For most cancer surgeries, basic functions
like tasting, eating, drinking, breathing,
moving, urinating, defecating, or neurological
ability may be changed in the short-term.
Resources to attend to deficits in daily
activities need to be set up before surgery.
The type of risks that cancer surgery presents
depends almost entirely upon the part of
the body being biopsied or excised. Risks
of surgery can be great when major organs
are involved, such as the gastrointestinal
system or the brain. These risks are usually
discussed explicitly when surgerical decisions
Most cancers are staged; that is, they are
described by their likelihood of being contained,
spreading at the original site, or recurring
or invading other bodily systems. The prognosis

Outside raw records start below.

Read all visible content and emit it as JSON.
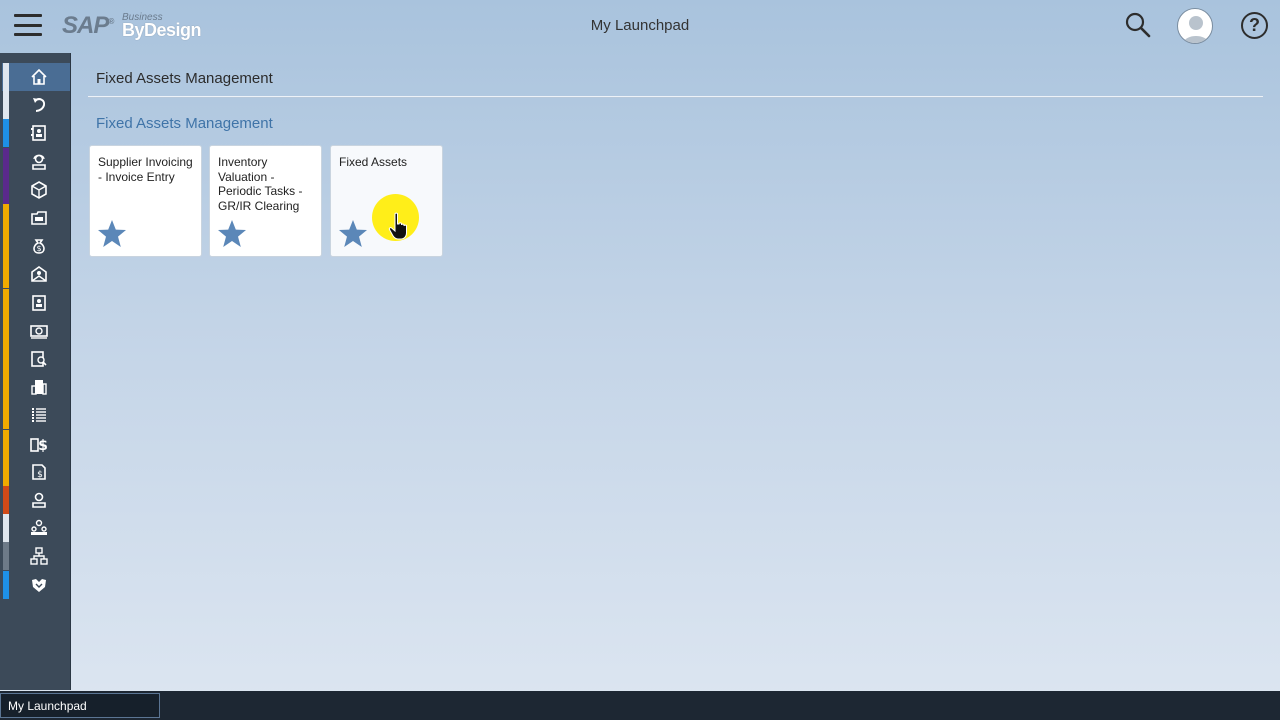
{
  "header": {
    "title": "My Launchpad",
    "logo_brand": "SAP",
    "logo_line1": "Business",
    "logo_line2": "ByDesign",
    "menu_icon": "hamburger-menu-icon",
    "search_icon": "search-icon",
    "avatar_icon": "user-avatar-icon",
    "help_label": "?"
  },
  "sidebar": {
    "items": [
      {
        "icon": "home-icon",
        "accent": "#dfe6ee",
        "active": true
      },
      {
        "icon": "refresh-arrow-icon",
        "accent": "#dfe6ee"
      },
      {
        "icon": "contact-card-icon",
        "accent": "#1e90e6"
      },
      {
        "icon": "customer-service-icon",
        "accent": "#5a2a8c"
      },
      {
        "icon": "product-box-icon",
        "accent": "#5a2a8c"
      },
      {
        "icon": "folder-icon",
        "accent": "#f0ab00"
      },
      {
        "icon": "money-bag-icon",
        "accent": "#f0ab00"
      },
      {
        "icon": "envelope-people-icon",
        "accent": "#f0ab00"
      },
      {
        "icon": "document-person-icon",
        "accent": "#f0ab00"
      },
      {
        "icon": "cash-icon",
        "accent": "#f0ab00"
      },
      {
        "icon": "person-document-icon",
        "accent": "#f0ab00"
      },
      {
        "icon": "building-icon",
        "accent": "#f0ab00"
      },
      {
        "icon": "list-icon",
        "accent": "#f0ab00"
      },
      {
        "icon": "cost-center-icon",
        "accent": "#f0ab00"
      },
      {
        "icon": "invoice-icon",
        "accent": "#f0ab00"
      },
      {
        "icon": "employee-icon",
        "accent": "#d04a18"
      },
      {
        "icon": "team-icon",
        "accent": "#dfe6ee"
      },
      {
        "icon": "org-chart-icon",
        "accent": "#6d7a88"
      },
      {
        "icon": "handshake-icon",
        "accent": "#1e90e6"
      }
    ]
  },
  "main": {
    "page_title": "Fixed Assets Management",
    "group_title": "Fixed Assets Management",
    "tiles": [
      {
        "label": "Supplier Invoicing - Invoice Entry",
        "icon": "star-icon"
      },
      {
        "label": "Inventory Valuation - Periodic Tasks - GR/IR Clearing",
        "icon": "star-icon"
      },
      {
        "label": "Fixed Assets",
        "icon": "star-icon"
      }
    ]
  },
  "bottom_bar": {
    "task_tab_label": "My Launchpad"
  },
  "colors": {
    "accent_blue": "#3f74a8",
    "star": "#5b87b8",
    "sidebar_bg": "#3c4a59",
    "cursor_highlight": "#ffec00"
  }
}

after surgery depends upon the stage of
the disease, and the pathology results on
the type of cancer cell involved. General
results of cancer surgery depend in large
part on norms of success based upon the
study of groups of patients with the same
diagnosis. The results are often stated
in percentages of the chance of cancer recurrence
or its spread after surgery. After five
disease-free years, patients are usually
considered cured. This is because the recurrence
rates decline drastically after five years.
The benchmark is based upon the percentage
of people known to reach the fifth year
after surgery with no recurrence or spread
of the primary tumor.
and mortality rates
and mortality of oncological surgery are
high if there is organ involvement or extensive
excision of major parts of the body. Because
there is an ongoing disease process and
many patients may be very ill at the time
of surgery, the complications of surgery
may be quite complex. Each procedure is
understood by the surgeon for its likely
complications or risks, and these are discussed
during the initial surgical consultations.
are comprehensive surgical procedures for
many cancers, and complications may be extensive
due to the use of general anesthetic and
the opening of body cavities. Open surgery
has general risks associated with it that
are not related to the type of procedure.
These risks include possibility of blood
clots and cardiac events.
is an extensive body of literature about
the complication and morbidity rates of
surgery performed by high-volume treatment
centers. Data show that in general, large
volumes of surgery affect the quality outcomes
of surgery, with smaller hospitals having
lower rates of procedural success and higher
operative and postoperative complications
than larger facilities. It is not known
whether the surgeon's experience or the
advantages of institutional resources in
operative or postoperative care contributes
to these statistics.
Alternatives to cancer surgery exist for
almost every cancer now treated in the United
States. Research has been very successful
for some—but not all—cancers.
There are many alternatives to surgery,
and chemotherapy and radiation after surgery.
Most organizations dealing with cancer patients
suggest alternative treatments. Physicians
and surgeons expect to be asked about alternatives
to surgery, and are usually quite knowledgeable
about their use as cancer treatments or
as adjuncts to surgery.
to "Oncology Treatment"